Plaintiffs also argue that Customs has not uniformly applied the domestic consumption exception in other section 307 cases, and that imports from other countries which are not derived from forced labor should be considered as substitutes for domestic production in cases such as this. Plaintiffs first cite to Customs' action regarding the detention of bidi cigarettes from India, which were found to be produced by indentured child labor, even though there was no domestic production of bidi cigarettes. Pl's Memo in Opp to Def's Mot. to Dismiss, at 31, n. 29 (citing Sen. Rep. 106-500, 2000 WL 1517014 (June 2000)). As defendant correctly responds, however, Customs found a reasonable substitute produced domestically in sufficient quantities to satisfy domestic demand. Def's Reply in Support of Mot. to Dismiss, at 14 (citing China Diesel Imports, Inc. v. United States, 18 CIT 515, 870 F. Supp. at 351, n. 8 (1994) ("merchandise need not be identical or even nearly so, but merely a substitute that would generally be acceptable to the purchaser")). In the case at hand, no reasonable domestic substitute has been identified.
Lastly, plaintiffs argue that voluntary non-domestic production of cocoa is available, and should be counted towards the consumptive demand requirement.
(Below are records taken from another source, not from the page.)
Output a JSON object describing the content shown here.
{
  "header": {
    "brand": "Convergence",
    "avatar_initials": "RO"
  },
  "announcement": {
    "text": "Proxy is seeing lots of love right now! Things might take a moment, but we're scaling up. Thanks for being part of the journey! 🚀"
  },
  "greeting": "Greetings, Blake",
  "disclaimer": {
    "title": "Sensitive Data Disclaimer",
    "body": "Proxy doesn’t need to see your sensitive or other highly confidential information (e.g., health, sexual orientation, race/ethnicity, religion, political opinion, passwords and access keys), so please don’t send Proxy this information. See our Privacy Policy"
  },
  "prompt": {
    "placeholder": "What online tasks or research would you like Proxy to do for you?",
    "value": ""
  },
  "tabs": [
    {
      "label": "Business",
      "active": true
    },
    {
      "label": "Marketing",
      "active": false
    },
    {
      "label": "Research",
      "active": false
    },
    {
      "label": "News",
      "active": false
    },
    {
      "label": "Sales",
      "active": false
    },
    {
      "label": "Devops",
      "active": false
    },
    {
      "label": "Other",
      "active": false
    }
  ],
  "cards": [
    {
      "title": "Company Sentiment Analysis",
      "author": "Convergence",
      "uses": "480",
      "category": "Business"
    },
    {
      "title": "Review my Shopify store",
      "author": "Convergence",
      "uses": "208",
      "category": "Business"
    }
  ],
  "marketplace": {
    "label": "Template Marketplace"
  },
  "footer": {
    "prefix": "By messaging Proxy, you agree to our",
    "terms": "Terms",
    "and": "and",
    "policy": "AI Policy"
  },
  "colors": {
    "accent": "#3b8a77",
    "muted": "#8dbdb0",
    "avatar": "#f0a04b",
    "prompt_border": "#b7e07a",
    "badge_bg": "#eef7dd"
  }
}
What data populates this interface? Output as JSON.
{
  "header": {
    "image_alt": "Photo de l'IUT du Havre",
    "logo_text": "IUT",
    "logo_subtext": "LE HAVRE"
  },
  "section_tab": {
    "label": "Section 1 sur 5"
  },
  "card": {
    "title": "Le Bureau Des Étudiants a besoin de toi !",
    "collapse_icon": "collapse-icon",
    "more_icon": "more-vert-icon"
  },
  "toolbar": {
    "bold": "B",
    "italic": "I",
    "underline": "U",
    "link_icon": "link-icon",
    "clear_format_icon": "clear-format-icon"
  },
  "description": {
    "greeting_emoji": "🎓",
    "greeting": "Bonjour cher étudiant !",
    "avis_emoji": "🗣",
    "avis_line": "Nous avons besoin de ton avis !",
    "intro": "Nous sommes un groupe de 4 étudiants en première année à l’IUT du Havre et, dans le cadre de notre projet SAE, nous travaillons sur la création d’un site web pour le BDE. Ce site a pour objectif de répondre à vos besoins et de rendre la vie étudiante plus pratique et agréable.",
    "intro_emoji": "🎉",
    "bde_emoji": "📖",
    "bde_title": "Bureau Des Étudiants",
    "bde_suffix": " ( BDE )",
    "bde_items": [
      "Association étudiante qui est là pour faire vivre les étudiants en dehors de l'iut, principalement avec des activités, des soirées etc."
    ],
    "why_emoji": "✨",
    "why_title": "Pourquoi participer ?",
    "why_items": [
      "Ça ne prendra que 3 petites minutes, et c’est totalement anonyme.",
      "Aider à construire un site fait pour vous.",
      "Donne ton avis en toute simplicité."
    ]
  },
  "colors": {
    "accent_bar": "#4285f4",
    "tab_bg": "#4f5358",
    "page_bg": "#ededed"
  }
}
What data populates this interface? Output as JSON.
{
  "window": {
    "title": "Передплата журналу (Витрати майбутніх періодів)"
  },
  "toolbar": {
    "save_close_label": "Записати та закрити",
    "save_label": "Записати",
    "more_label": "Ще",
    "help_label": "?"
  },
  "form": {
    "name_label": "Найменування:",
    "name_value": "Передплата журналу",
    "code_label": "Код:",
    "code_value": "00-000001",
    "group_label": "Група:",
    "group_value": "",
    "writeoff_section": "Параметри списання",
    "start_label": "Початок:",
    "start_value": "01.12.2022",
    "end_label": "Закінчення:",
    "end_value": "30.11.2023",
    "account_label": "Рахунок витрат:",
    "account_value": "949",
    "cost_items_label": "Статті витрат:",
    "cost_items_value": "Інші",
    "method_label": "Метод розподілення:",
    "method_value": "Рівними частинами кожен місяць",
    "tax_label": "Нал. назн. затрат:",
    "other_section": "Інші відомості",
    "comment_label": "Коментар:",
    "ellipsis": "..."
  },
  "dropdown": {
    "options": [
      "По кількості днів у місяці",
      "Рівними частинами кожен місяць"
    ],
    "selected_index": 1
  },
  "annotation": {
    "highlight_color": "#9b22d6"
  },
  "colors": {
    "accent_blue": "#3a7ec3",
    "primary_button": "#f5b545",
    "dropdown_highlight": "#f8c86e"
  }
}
This argument is also unavailing. The statutory language is clear in that it requires goods which are "mined, produced, or manufactured in such quantities in the United States as to meet the consumptive demands of the United States" in order for the exception not to apply. 19 U.S.C. § 1307. For the court to read the availability of imports into this clear language would be an impermissible expansion of the statutory text.
Because plaintiffs have not established a redressable injury-in-fact, they cannot satisfy the requirements of Article III standing. Thus, the court need discuss neither prudential standing nor the timeliness of the instant action. Accordingly, it is hereby
ORDERED that this action is dismissed for lack of standing.